Line by line, reproduce the records exactly.

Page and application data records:
○ ○ ○

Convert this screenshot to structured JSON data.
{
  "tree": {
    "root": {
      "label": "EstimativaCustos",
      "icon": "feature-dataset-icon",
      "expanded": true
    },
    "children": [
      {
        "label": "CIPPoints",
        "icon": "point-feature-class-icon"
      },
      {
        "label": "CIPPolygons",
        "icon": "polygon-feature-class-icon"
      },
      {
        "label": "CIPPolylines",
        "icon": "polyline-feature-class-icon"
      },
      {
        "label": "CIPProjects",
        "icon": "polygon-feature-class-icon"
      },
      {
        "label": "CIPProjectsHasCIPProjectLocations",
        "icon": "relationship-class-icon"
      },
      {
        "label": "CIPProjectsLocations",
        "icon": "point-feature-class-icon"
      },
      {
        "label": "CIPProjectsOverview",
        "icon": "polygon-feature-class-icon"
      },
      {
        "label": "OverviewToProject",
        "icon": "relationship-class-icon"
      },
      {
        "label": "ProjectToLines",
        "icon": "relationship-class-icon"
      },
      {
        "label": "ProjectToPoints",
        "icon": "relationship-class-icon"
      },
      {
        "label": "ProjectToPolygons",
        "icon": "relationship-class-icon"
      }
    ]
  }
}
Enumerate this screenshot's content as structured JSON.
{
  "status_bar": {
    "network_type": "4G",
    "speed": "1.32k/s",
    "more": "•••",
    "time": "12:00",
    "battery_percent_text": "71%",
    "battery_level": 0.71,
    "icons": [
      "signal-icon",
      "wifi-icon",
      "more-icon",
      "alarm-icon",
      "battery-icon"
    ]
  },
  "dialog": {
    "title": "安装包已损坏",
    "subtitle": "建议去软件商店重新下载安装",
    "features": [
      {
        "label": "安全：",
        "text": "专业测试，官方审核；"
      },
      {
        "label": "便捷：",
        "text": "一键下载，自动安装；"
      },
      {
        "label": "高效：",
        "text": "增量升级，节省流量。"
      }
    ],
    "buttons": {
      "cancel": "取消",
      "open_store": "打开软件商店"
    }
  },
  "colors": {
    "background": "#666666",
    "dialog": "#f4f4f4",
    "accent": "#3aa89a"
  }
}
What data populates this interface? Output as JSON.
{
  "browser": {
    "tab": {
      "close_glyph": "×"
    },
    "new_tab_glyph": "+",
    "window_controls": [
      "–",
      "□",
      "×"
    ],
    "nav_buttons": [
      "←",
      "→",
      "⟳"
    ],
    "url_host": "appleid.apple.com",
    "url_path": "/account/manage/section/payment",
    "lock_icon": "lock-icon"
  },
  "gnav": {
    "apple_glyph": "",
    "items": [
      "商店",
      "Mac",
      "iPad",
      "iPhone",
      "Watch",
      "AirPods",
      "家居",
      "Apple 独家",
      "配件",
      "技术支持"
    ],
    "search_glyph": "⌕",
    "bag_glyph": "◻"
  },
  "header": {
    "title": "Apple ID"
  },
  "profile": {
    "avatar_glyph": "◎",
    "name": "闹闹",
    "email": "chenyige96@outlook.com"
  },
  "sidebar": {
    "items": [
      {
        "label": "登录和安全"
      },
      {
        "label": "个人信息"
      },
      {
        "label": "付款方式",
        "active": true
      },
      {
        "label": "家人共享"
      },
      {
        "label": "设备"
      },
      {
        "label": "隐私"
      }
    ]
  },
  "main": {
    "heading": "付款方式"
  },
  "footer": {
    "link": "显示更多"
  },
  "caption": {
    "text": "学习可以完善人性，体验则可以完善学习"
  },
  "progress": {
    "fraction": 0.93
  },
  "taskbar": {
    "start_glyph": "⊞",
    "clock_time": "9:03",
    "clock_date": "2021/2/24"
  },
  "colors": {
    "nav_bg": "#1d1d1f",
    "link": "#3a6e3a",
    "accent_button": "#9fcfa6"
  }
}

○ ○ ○

- [The answer]:
Convert this screenshot to structured JSON data.
{
  "tree": {
    "root": {
      "label": "EstimativaCustos",
      "icon": "feature-dataset-icon",
      "expanded": true
    },
    "children": [
      {
        "label": "CIPPoints",
        "icon": "point-feature-class-icon"
      },
      {
        "label": "CIPPolygons",
        "icon": "polygon-feature-class-icon"
      },
      {
        "label": "CIPPolylines",
        "icon": "polyline-feature-class-icon"
      },
      {
        "label": "CIPProjects",
        "icon": "polygon-feature-class-icon"
      },
      {
        "label": "CIPProjectsHasCIPProjectLocations",
        "icon": "relationship-class-icon"
      },
      {
        "label": "CIPProjectsLocations",
        "icon": "point-feature-class-icon"
      },
      {
        "label": "CIPProjectsOverview",
        "icon": "polygon-feature-class-icon"
      },
      {
        "label": "OverviewToProject",
        "icon": "relationship-class-icon"
      },
      {
        "label": "ProjectToLines",
        "icon": "relationship-class-icon"
      },
      {
        "label": "ProjectToPoints",
        "icon": "relationship-class-icon"
      },
      {
        "label": "ProjectToPolygons",
        "icon": "relationship-class-icon"
      }
    ]
  }
}
Enumerate this screenshot's content as structured JSON.
{
  "status_bar": {
    "network_type": "4G",
    "speed": "1.32k/s",
    "more": "•••",
    "time": "12:00",
    "battery_percent_text": "71%",
    "battery_level": 0.71,
    "icons": [
      "signal-icon",
      "wifi-icon",
      "more-icon",
      "alarm-icon",
      "battery-icon"
    ]
  },
  "dialog": {
    "title": "安装包已损坏",
    "subtitle": "建议去软件商店重新下载安装",
    "features": [
      {
        "label": "安全：",
        "text": "专业测试，官方审核；"
      },
      {
        "label": "便捷：",
        "text": "一键下载，自动安装；"
      },
      {
        "label": "高效：",
        "text": "增量升级，节省流量。"
      }
    ],
    "buttons": {
      "cancel": "取消",
      "open_store": "打开软件商店"
    }
  },
  "colors": {
    "background": "#666666",
    "dialog": "#f4f4f4",
    "accent": "#3aa89a"
  }
}
What data populates this interface? Output as JSON.
{
  "browser": {
    "tab": {
      "close_glyph": "×"
    },
    "new_tab_glyph": "+",
    "window_controls": [
      "–",
      "□",
      "×"
    ],
    "nav_buttons": [
      "←",
      "→",
      "⟳"
    ],
    "url_host": "appleid.apple.com",
    "url_path": "/account/manage/section/payment",
    "lock_icon": "lock-icon"
  },
  "gnav": {
    "apple_glyph": "",
    "items": [
      "商店",
      "Mac",
      "iPad",
      "iPhone",
      "Watch",
      "AirPods",
      "家居",
      "Apple 独家",
      "配件",
      "技术支持"
    ],
    "search_glyph": "⌕",
    "bag_glyph": "◻"
  },
  "header": {
    "title": "Apple ID"
  },
  "profile": {
    "avatar_glyph": "◎",
    "name": "闹闹",
    "email": "chenyige96@outlook.com"
  },
  "sidebar": {
    "items": [
      {
        "label": "登录和安全"
      },
      {
        "label": "个人信息"
      },
      {
        "label": "付款方式",
        "active": true
      },
      {
        "label": "家人共享"
      },
      {
        "label": "设备"
      },
      {
        "label": "隐私"
      }
    ]
  },
  "main": {
    "heading": "付款方式"
  },
  "footer": {
    "link": "显示更多"
  },
  "caption": {
    "text": "学习可以完善人性，体验则可以完善学习"
  },
  "progress": {
    "fraction": 0.93
  },
  "taskbar": {
    "start_glyph": "⊞",
    "clock_time": "9:03",
    "clock_date": "2021/2/24"
  },
  "colors": {
    "nav_bg": "#1d1d1f",
    "link": "#3a6e3a",
    "accent_button": "#9fcfa6"
  }
}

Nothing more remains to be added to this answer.